The inaugural conference of the society was held in March at the University of Glasgow and began with a plenary by Professor David Amigoni.
After a warm welcome to delegates from the conference organiser Alice Jenkins Professor David Amigoni gave a lively plenary concerning contemporary Darwinian literary criticism and its rebuff in Ian McEwan's Saturday. David's discussion elegantly highlighted the careful consideration given by a leading contemporary novellist to questions of consciousness, culture, the literary and its relationship with science. The afternoon continued with parallel sessions of papers before we met again to listen to Professor Tim Fulford.
Papers today ranged from discussions of medicine in the Early Modern period to nanotechnology today. Michelle Dimeo (Warwick) spoke on Early Modern domestic medical receipt books as a window onto health and social relations in the seventeenth century, while Andy Sawyer (Liverpool) chaired a panel focussed on pressing questions concerning contemporary high technology, science and culture. The morning ended with a round table discussion on teaching literature, science and film.
above: John Holmes talks to Dan Cordle and Rebecca Stott, participants in the first roundtable on teaching literature, science and film.

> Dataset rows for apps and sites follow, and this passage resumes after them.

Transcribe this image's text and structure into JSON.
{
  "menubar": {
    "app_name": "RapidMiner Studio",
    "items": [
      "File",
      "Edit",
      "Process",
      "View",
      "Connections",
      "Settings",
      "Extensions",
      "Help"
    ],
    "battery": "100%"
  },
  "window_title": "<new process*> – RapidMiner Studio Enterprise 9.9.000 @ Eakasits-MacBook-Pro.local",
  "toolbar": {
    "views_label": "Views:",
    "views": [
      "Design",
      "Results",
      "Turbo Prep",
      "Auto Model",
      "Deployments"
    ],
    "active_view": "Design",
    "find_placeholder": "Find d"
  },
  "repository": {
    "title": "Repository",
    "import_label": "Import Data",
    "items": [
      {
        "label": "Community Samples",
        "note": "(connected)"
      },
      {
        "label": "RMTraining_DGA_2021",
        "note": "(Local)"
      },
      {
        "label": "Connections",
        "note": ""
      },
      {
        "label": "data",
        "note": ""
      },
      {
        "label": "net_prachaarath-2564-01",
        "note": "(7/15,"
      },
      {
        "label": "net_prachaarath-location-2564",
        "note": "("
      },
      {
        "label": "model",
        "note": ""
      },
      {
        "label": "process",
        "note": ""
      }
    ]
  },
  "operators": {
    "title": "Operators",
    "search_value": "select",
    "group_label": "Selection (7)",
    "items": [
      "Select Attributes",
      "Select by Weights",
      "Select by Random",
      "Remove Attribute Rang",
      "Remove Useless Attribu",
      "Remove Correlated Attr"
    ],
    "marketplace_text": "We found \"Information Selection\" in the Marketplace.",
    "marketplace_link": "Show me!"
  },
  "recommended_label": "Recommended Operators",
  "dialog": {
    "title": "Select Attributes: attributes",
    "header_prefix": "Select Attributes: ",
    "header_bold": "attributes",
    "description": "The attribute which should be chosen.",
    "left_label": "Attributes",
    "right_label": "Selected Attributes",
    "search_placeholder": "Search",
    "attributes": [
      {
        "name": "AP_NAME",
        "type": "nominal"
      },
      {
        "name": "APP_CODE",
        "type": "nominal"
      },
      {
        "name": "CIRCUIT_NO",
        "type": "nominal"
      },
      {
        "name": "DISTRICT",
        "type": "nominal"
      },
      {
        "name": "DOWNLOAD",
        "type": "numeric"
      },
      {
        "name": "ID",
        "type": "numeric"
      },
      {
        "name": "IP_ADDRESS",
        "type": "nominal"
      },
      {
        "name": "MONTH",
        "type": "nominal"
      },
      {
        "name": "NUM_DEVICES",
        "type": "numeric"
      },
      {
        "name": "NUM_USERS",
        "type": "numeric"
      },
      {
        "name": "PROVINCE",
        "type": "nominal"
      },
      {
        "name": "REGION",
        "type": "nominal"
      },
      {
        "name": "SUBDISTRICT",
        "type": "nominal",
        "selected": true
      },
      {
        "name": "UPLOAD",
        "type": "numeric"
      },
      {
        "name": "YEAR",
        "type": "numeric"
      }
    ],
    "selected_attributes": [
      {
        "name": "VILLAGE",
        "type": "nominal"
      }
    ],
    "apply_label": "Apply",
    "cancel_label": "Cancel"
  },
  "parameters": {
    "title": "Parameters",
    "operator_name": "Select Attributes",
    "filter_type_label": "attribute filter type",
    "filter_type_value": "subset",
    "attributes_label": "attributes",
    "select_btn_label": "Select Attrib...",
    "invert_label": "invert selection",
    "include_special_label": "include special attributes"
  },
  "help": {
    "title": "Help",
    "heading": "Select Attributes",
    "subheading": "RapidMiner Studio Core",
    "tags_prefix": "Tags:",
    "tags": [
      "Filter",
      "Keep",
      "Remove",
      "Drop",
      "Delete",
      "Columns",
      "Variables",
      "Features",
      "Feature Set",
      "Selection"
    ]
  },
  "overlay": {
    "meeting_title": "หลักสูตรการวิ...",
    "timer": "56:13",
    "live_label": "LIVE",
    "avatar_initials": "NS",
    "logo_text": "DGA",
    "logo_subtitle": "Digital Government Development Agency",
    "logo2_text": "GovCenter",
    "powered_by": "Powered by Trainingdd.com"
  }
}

The afternoon began with Professor Alan Rauch's (North Carolina) plenary entitled ‘The Space of Information in the Early Nineteenth Century: Roads, Bridges, and Streets of Knowledge’.
Tags: BSLS 2006